Information provided:

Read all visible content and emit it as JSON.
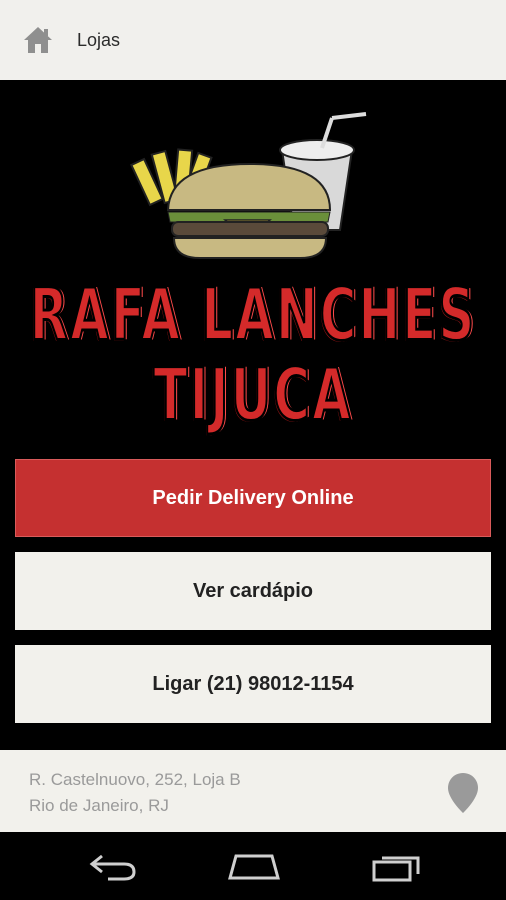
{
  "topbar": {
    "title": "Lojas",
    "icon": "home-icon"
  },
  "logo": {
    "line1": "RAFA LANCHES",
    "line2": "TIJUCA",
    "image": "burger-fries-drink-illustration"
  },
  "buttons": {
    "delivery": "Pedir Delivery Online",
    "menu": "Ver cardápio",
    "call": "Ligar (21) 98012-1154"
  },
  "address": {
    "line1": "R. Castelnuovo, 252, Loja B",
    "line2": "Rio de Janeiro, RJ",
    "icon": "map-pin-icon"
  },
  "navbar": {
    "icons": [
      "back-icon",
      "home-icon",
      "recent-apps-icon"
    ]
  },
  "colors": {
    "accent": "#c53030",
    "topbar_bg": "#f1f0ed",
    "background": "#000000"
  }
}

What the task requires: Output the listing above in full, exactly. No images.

Final answer:
Read all visible content and emit it as JSON.
{
  "topbar": {
    "title": "Lojas",
    "icon": "home-icon"
  },
  "logo": {
    "line1": "RAFA LANCHES",
    "line2": "TIJUCA",
    "image": "burger-fries-drink-illustration"
  },
  "buttons": {
    "delivery": "Pedir Delivery Online",
    "menu": "Ver cardápio",
    "call": "Ligar (21) 98012-1154"
  },
  "address": {
    "line1": "R. Castelnuovo, 252, Loja B",
    "line2": "Rio de Janeiro, RJ",
    "icon": "map-pin-icon"
  },
  "navbar": {
    "icons": [
      "back-icon",
      "home-icon",
      "recent-apps-icon"
    ]
  },
  "colors": {
    "accent": "#c53030",
    "topbar_bg": "#f1f0ed",
    "background": "#000000"
  }
}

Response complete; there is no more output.